◆ WHAT TO WORK ON ◆
Say how many lines in the records hold the word "value", and give nothing but that number.

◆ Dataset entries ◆
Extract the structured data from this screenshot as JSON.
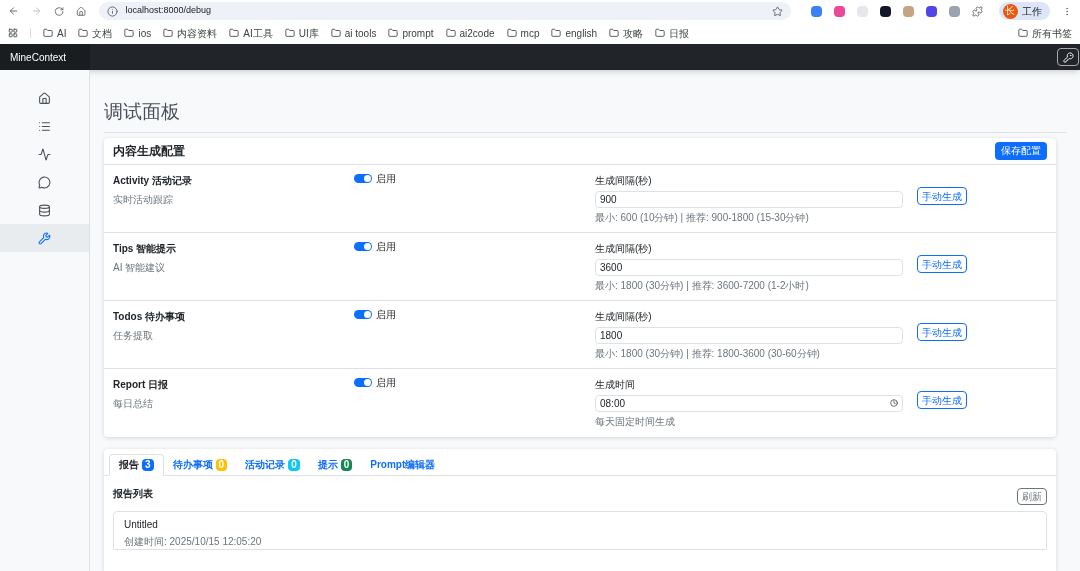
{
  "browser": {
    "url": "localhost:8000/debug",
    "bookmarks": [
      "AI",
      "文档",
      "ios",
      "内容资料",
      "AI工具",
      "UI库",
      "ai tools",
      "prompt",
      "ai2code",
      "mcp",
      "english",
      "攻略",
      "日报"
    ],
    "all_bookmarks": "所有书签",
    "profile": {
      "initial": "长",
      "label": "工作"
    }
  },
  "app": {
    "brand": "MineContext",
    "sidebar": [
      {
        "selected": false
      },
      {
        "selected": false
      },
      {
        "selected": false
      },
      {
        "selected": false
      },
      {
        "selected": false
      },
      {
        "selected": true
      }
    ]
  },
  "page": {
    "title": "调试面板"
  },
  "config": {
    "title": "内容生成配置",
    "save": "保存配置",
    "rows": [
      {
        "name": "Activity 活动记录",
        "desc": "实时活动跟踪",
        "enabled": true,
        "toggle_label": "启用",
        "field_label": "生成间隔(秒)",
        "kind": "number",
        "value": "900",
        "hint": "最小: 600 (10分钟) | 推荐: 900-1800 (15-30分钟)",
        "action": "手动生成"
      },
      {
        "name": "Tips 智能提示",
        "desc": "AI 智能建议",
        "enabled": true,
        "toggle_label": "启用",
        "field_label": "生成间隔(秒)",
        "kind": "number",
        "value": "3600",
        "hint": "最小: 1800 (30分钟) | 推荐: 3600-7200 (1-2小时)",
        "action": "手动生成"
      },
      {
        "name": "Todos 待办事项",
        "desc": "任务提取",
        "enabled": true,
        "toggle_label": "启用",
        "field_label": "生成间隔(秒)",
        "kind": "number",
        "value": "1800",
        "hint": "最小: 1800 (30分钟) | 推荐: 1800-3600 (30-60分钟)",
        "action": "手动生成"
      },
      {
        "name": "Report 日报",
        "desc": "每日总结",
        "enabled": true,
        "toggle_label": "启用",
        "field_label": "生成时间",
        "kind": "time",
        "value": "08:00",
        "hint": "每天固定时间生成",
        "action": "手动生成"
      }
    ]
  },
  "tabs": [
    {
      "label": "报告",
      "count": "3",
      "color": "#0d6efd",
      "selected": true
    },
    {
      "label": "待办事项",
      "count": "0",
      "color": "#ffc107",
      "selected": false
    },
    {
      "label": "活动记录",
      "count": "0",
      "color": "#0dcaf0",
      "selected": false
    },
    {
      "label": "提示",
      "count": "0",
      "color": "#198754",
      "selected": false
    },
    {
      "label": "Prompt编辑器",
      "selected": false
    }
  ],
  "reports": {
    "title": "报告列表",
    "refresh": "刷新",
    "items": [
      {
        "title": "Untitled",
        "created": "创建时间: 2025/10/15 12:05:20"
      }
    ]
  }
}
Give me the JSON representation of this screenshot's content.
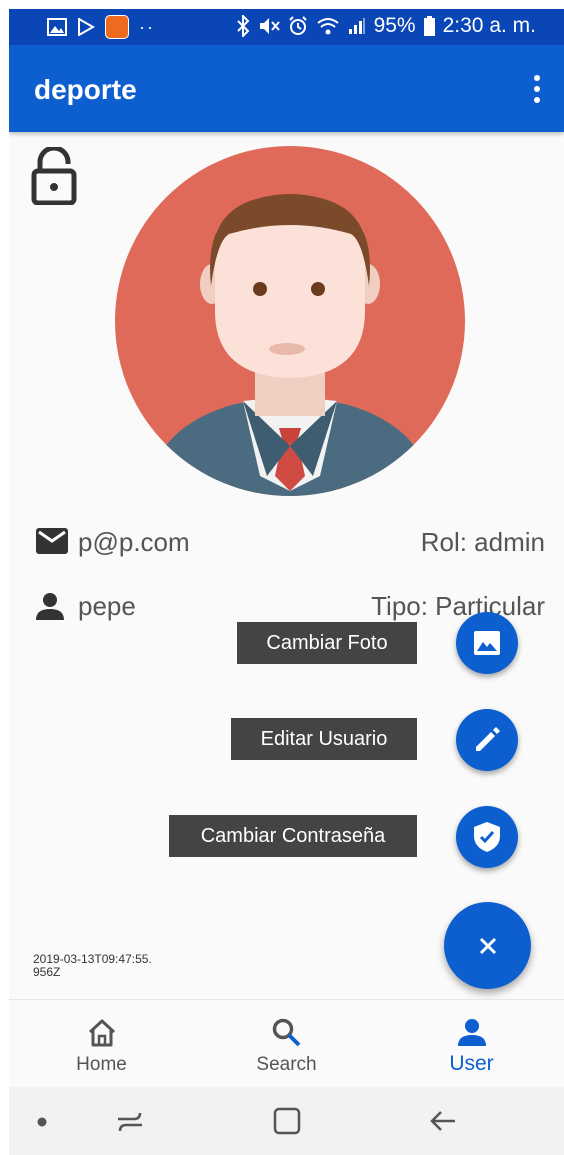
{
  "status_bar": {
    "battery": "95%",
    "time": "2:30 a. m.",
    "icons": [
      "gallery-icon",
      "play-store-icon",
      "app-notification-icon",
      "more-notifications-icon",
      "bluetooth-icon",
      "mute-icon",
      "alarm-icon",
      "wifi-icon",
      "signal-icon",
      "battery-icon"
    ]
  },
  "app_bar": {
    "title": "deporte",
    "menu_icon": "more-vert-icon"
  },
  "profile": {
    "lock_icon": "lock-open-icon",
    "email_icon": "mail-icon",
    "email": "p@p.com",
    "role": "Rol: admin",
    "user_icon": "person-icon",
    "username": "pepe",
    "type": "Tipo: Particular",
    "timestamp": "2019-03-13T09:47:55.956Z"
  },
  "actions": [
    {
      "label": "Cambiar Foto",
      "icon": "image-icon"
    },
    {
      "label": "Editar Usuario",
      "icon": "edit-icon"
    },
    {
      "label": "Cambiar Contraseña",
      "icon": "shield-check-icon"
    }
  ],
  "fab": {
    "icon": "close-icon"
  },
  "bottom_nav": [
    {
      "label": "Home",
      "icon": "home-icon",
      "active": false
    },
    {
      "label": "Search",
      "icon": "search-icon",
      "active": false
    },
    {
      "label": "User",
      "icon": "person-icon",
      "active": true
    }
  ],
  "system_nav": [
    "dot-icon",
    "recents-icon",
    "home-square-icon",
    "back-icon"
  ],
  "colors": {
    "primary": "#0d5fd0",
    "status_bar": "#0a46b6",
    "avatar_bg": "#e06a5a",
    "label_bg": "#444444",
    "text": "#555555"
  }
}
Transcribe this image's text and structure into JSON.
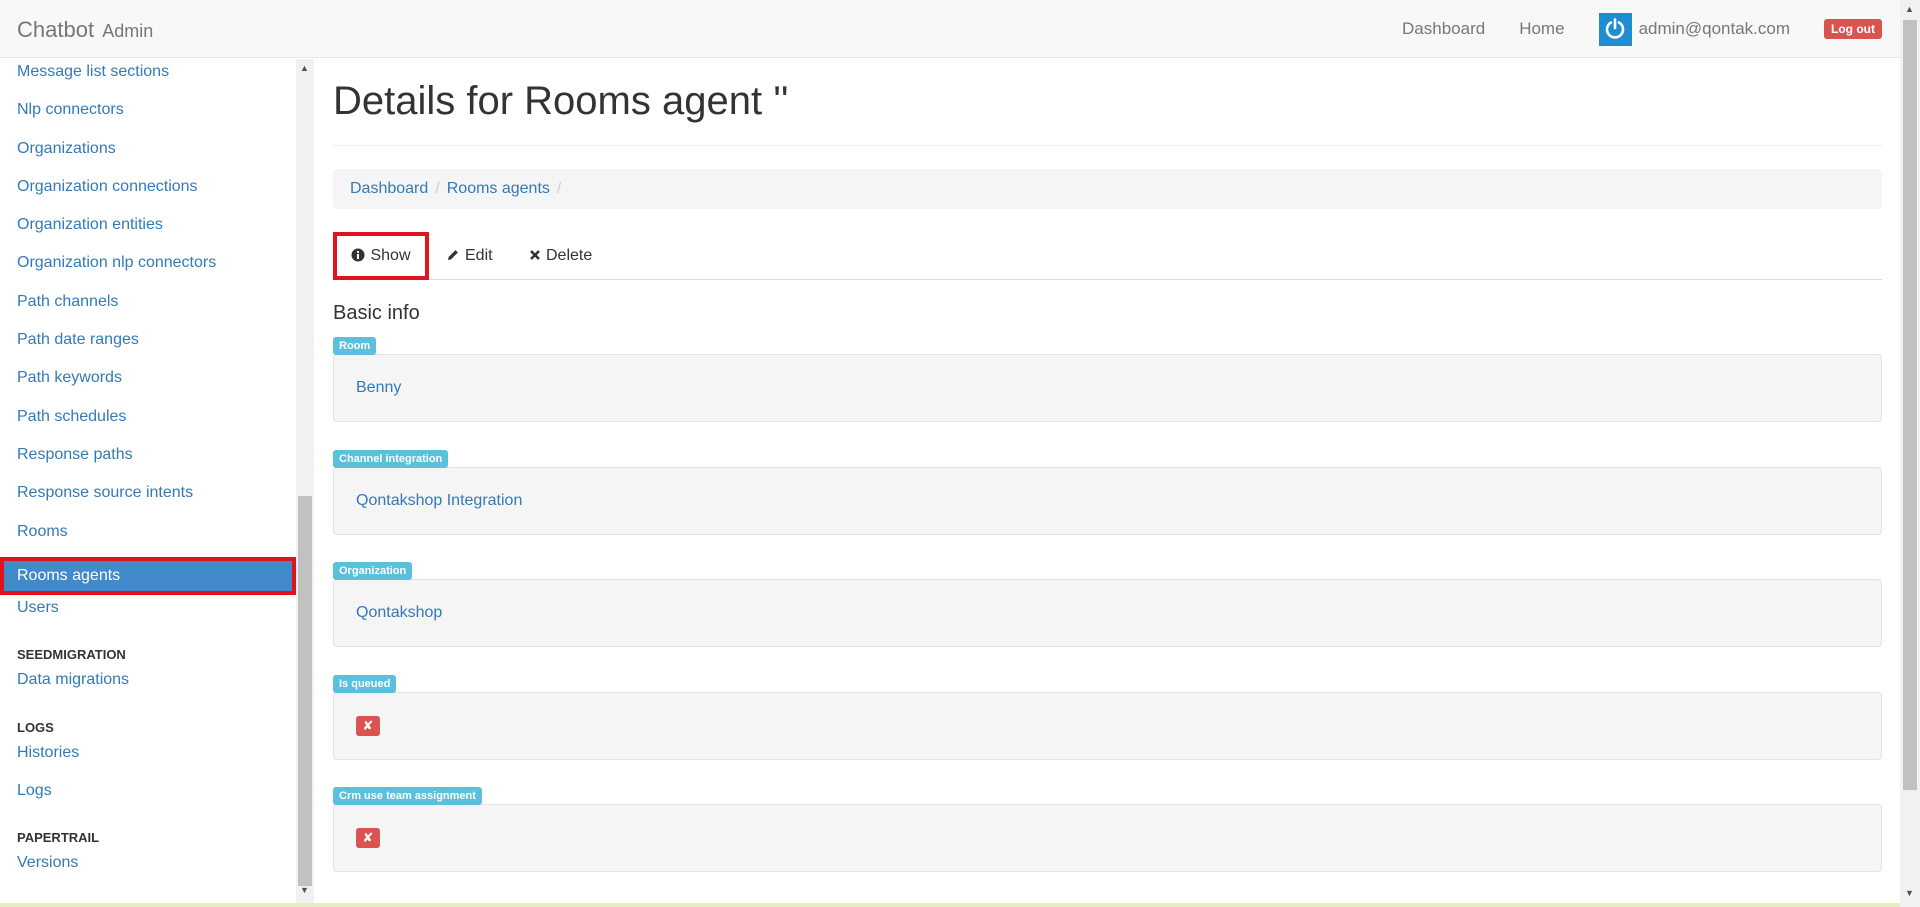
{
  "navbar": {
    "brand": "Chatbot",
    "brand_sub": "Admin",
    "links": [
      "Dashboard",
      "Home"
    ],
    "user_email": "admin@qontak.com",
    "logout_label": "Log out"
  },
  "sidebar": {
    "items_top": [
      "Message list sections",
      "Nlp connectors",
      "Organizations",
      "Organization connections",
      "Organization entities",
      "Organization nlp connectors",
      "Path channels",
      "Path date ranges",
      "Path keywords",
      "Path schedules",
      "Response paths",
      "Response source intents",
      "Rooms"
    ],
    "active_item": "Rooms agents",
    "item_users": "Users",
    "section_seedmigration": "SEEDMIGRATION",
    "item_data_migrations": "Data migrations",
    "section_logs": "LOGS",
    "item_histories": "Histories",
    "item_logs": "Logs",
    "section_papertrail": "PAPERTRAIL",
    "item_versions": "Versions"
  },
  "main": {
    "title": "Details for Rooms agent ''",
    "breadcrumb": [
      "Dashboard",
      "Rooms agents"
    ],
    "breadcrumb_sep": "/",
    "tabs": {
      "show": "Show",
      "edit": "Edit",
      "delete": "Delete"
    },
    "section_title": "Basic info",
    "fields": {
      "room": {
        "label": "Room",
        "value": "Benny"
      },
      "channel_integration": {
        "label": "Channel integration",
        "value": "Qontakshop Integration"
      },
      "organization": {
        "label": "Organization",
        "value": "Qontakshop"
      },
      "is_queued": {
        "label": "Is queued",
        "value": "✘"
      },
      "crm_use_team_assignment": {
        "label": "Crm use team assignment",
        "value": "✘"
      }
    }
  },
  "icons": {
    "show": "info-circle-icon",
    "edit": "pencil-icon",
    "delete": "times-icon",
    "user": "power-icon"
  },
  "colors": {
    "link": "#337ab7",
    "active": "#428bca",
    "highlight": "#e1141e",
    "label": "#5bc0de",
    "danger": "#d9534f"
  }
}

◆ PROBLEM SOLUTION ◆
9